§ **Data entries**:
------------------------------

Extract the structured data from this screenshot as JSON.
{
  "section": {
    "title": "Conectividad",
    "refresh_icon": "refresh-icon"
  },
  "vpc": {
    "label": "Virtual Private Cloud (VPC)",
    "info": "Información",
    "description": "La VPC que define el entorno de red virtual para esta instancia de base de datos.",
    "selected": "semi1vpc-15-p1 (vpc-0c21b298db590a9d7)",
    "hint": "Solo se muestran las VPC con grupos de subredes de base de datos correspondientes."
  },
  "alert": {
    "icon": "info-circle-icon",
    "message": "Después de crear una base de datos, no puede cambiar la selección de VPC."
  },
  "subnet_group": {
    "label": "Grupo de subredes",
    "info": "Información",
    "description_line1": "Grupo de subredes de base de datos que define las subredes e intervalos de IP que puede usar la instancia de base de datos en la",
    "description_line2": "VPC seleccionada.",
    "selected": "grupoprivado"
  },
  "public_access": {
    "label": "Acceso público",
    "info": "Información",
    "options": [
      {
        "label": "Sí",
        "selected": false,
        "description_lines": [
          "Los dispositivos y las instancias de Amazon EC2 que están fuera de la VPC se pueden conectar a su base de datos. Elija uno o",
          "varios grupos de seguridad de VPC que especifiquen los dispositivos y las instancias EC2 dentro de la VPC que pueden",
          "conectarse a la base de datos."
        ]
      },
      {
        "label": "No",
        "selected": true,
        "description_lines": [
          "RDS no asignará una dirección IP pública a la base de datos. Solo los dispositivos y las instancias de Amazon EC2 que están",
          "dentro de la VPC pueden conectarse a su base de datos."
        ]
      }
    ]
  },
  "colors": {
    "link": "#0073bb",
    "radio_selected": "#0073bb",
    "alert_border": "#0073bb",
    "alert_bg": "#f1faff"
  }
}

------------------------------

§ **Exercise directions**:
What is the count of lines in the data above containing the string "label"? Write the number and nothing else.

§ **Response box**:
5